--- Task to complete ---
All records are to be retyped faithfully and completely.

----- Given information -----

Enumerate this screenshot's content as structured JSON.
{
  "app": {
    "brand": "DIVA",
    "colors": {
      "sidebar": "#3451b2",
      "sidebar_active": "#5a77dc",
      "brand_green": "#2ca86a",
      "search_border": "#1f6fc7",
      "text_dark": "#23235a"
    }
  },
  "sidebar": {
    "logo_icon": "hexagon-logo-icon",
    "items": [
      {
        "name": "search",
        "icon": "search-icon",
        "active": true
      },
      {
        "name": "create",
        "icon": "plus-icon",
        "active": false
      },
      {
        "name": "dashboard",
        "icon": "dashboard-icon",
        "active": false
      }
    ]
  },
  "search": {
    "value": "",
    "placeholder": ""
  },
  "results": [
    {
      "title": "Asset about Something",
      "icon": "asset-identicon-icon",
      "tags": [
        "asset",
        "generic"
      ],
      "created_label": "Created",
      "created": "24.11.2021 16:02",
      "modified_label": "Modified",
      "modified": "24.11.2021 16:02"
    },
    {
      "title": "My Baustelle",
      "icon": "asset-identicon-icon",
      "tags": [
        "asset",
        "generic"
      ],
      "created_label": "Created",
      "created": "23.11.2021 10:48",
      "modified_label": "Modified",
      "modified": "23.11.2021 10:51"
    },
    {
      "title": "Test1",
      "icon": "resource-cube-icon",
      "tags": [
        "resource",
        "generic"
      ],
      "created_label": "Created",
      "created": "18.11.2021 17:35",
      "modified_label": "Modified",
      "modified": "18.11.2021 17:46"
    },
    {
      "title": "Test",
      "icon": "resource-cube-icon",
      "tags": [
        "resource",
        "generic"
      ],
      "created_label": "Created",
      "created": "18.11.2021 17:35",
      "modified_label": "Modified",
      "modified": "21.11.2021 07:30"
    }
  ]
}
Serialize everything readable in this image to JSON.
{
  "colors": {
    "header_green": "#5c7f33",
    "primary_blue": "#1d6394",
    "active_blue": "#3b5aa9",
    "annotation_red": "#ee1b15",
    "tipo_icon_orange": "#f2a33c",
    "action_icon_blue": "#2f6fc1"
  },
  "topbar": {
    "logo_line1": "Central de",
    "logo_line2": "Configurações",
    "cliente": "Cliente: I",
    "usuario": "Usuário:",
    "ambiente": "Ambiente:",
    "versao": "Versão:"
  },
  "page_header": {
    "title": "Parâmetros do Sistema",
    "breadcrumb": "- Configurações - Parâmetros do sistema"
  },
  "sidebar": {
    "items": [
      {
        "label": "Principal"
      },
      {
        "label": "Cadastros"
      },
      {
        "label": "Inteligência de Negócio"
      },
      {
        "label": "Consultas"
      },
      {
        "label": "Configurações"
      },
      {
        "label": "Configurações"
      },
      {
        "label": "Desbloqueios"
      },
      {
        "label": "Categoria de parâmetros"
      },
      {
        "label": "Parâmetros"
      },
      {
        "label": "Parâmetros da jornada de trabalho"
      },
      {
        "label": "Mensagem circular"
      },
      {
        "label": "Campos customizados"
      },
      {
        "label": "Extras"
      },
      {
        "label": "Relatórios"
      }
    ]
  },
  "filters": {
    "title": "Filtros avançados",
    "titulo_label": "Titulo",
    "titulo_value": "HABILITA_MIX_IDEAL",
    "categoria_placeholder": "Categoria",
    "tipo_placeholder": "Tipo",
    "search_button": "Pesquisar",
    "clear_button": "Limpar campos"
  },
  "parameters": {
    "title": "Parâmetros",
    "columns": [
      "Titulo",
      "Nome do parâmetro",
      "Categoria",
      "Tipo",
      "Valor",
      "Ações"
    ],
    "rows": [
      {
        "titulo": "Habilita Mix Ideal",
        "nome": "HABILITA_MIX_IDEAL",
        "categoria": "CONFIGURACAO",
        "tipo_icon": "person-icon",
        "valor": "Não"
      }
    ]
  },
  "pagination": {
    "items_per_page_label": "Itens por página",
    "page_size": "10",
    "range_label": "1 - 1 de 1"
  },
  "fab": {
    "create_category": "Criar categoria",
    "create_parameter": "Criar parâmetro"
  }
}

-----

--- Answer ---
Enumerate this screenshot's content as structured JSON.
{
  "app": {
    "brand": "DIVA",
    "colors": {
      "sidebar": "#3451b2",
      "sidebar_active": "#5a77dc",
      "brand_green": "#2ca86a",
      "search_border": "#1f6fc7",
      "text_dark": "#23235a"
    }
  },
  "sidebar": {
    "logo_icon": "hexagon-logo-icon",
    "items": [
      {
        "name": "search",
        "icon": "search-icon",
        "active": true
      },
      {
        "name": "create",
        "icon": "plus-icon",
        "active": false
      },
      {
        "name": "dashboard",
        "icon": "dashboard-icon",
        "active": false
      }
    ]
  },
  "search": {
    "value": "",
    "placeholder": ""
  },
  "results": [
    {
      "title": "Asset about Something",
      "icon": "asset-identicon-icon",
      "tags": [
        "asset",
        "generic"
      ],
      "created_label": "Created",
      "created": "24.11.2021 16:02",
      "modified_label": "Modified",
      "modified": "24.11.2021 16:02"
    },
    {
      "title": "My Baustelle",
      "icon": "asset-identicon-icon",
      "tags": [
        "asset",
        "generic"
      ],
      "created_label": "Created",
      "created": "23.11.2021 10:48",
      "modified_label": "Modified",
      "modified": "23.11.2021 10:51"
    },
    {
      "title": "Test1",
      "icon": "resource-cube-icon",
      "tags": [
        "resource",
        "generic"
      ],
      "created_label": "Created",
      "created": "18.11.2021 17:35",
      "modified_label": "Modified",
      "modified": "18.11.2021 17:46"
    },
    {
      "title": "Test",
      "icon": "resource-cube-icon",
      "tags": [
        "resource",
        "generic"
      ],
      "created_label": "Created",
      "created": "18.11.2021 17:35",
      "modified_label": "Modified",
      "modified": "21.11.2021 07:30"
    }
  ]
}
Serialize everything readable in this image to JSON.
{
  "colors": {
    "header_green": "#5c7f33",
    "primary_blue": "#1d6394",
    "active_blue": "#3b5aa9",
    "annotation_red": "#ee1b15",
    "tipo_icon_orange": "#f2a33c",
    "action_icon_blue": "#2f6fc1"
  },
  "topbar": {
    "logo_line1": "Central de",
    "logo_line2": "Configurações",
    "cliente": "Cliente: I",
    "usuario": "Usuário:",
    "ambiente": "Ambiente:",
    "versao": "Versão:"
  },
  "page_header": {
    "title": "Parâmetros do Sistema",
    "breadcrumb": "- Configurações - Parâmetros do sistema"
  },
  "sidebar": {
    "items": [
      {
        "label": "Principal"
      },
      {
        "label": "Cadastros"
      },
      {
        "label": "Inteligência de Negócio"
      },
      {
        "label": "Consultas"
      },
      {
        "label": "Configurações"
      },
      {
        "label": "Configurações"
      },
      {
        "label": "Desbloqueios"
      },
      {
        "label": "Categoria de parâmetros"
      },
      {
        "label": "Parâmetros"
      },
      {
        "label": "Parâmetros da jornada de trabalho"
      },
      {
        "label": "Mensagem circular"
      },
      {
        "label": "Campos customizados"
      },
      {
        "label": "Extras"
      },
      {
        "label": "Relatórios"
      }
    ]
  },
  "filters": {
    "title": "Filtros avançados",
    "titulo_label": "Titulo",
    "titulo_value": "HABILITA_MIX_IDEAL",
    "categoria_placeholder": "Categoria",
    "tipo_placeholder": "Tipo",
    "search_button": "Pesquisar",
    "clear_button": "Limpar campos"
  },
  "parameters": {
    "title": "Parâmetros",
    "columns": [
      "Titulo",
      "Nome do parâmetro",
      "Categoria",
      "Tipo",
      "Valor",
      "Ações"
    ],
    "rows": [
      {
        "titulo": "Habilita Mix Ideal",
        "nome": "HABILITA_MIX_IDEAL",
        "categoria": "CONFIGURACAO",
        "tipo_icon": "person-icon",
        "valor": "Não"
      }
    ]
  },
  "pagination": {
    "items_per_page_label": "Itens por página",
    "page_size": "10",
    "range_label": "1 - 1 de 1"
  },
  "fab": {
    "create_category": "Criar categoria",
    "create_parameter": "Criar parâmetro"
  }
}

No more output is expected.